- Task to complete
Below is a listing; give only the number of its lines that contain the word "text".

- Material supplied
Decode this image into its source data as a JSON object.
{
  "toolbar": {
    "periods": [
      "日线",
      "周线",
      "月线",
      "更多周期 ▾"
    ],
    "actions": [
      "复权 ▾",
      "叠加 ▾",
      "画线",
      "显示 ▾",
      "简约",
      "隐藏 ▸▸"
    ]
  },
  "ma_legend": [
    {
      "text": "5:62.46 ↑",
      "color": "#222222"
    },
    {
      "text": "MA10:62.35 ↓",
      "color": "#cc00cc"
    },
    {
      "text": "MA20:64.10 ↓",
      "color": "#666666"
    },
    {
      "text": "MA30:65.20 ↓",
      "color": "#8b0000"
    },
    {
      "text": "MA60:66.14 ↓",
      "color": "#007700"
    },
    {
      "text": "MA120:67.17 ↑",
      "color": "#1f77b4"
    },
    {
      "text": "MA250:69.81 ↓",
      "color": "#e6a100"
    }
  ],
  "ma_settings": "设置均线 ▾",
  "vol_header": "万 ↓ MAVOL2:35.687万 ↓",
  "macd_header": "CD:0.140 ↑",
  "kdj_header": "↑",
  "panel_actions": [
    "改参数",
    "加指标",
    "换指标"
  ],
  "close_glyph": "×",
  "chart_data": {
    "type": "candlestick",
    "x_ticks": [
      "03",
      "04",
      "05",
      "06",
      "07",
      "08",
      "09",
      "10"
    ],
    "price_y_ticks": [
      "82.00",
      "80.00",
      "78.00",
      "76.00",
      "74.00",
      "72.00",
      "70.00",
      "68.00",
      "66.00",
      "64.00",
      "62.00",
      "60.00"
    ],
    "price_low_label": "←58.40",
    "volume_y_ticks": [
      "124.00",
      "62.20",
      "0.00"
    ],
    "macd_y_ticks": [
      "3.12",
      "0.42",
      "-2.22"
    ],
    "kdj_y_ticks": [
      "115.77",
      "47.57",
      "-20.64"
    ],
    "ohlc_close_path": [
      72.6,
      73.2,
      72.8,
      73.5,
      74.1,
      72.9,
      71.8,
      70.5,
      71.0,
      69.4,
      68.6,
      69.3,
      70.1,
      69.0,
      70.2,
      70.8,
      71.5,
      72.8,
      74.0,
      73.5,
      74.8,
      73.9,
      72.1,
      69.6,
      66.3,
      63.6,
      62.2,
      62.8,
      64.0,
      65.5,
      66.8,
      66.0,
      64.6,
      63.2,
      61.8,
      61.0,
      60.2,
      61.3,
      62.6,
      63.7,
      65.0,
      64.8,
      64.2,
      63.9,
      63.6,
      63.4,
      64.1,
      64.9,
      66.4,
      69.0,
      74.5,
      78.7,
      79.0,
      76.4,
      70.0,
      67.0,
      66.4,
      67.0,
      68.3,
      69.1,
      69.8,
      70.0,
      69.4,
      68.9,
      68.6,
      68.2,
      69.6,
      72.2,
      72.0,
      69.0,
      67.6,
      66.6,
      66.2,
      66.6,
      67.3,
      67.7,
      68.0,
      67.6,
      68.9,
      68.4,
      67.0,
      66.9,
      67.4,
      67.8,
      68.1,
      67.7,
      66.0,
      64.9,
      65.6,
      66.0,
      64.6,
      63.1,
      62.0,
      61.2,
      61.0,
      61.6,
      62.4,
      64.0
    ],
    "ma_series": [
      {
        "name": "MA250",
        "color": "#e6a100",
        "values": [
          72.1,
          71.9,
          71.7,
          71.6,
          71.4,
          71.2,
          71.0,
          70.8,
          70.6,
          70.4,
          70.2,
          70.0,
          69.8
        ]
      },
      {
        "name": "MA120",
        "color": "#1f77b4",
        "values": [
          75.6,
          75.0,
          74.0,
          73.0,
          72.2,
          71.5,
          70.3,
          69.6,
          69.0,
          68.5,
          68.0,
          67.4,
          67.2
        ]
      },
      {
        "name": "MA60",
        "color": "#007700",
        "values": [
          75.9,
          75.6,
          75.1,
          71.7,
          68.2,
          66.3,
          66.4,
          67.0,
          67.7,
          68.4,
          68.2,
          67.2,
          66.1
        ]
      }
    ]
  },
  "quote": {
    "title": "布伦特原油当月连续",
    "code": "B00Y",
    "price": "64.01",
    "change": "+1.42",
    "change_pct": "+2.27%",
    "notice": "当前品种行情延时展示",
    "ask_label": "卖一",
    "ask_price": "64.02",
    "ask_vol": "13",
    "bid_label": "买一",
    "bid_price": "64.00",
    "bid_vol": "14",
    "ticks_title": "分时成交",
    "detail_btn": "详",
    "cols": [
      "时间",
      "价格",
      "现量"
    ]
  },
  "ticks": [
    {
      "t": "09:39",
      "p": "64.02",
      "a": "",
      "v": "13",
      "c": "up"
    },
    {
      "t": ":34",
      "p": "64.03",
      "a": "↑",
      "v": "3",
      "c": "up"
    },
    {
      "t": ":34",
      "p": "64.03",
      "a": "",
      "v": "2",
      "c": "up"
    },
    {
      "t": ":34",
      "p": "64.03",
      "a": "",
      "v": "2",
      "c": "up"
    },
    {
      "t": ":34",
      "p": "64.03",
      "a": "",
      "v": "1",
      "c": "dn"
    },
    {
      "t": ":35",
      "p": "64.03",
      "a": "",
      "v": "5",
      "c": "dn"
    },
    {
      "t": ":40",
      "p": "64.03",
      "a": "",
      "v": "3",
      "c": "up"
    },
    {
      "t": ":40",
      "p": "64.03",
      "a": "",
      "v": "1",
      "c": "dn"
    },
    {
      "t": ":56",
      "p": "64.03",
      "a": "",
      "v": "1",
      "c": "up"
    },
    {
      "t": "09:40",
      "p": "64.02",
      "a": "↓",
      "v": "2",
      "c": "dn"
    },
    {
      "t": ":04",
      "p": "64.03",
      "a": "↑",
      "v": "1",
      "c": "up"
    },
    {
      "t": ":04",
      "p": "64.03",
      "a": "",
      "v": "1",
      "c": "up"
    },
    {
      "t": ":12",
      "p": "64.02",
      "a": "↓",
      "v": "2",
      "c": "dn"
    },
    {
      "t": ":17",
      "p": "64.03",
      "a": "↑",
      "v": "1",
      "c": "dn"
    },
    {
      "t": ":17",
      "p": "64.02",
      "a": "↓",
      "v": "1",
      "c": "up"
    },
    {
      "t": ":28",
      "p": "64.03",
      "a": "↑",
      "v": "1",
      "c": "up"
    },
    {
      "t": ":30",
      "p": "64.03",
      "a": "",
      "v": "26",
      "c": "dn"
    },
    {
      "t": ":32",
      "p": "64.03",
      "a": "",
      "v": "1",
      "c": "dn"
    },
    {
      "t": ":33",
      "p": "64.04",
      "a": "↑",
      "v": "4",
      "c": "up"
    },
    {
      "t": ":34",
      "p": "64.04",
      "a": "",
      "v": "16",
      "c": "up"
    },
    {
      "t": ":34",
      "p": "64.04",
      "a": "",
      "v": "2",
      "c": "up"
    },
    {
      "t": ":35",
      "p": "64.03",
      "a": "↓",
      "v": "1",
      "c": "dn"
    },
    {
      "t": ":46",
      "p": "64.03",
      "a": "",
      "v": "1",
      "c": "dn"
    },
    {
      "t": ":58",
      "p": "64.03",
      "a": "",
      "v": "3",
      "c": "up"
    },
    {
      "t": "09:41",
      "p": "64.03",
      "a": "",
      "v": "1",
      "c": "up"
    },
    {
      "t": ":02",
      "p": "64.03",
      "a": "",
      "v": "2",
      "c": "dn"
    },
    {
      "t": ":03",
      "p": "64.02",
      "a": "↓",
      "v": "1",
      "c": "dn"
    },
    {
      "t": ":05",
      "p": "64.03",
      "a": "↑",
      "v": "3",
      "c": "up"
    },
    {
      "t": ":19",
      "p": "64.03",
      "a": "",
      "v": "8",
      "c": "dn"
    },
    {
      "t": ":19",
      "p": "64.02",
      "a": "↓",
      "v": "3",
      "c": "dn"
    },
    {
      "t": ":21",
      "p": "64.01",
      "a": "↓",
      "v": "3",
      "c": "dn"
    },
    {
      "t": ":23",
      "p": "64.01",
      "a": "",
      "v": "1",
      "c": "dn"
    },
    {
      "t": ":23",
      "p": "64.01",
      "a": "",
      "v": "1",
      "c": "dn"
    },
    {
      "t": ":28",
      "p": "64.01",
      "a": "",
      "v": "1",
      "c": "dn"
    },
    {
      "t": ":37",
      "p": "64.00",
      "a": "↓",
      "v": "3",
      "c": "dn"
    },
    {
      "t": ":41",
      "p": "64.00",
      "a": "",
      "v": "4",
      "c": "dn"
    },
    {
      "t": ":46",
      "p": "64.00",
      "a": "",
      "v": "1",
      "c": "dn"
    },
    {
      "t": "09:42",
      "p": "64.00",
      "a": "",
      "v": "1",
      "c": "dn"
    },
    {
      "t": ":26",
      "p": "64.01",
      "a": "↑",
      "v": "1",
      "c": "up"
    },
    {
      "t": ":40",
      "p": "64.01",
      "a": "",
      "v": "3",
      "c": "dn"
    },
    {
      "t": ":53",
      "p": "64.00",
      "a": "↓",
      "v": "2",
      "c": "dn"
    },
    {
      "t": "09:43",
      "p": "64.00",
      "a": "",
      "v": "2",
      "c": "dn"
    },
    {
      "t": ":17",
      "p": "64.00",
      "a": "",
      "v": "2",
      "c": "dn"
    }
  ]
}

- Expected output
7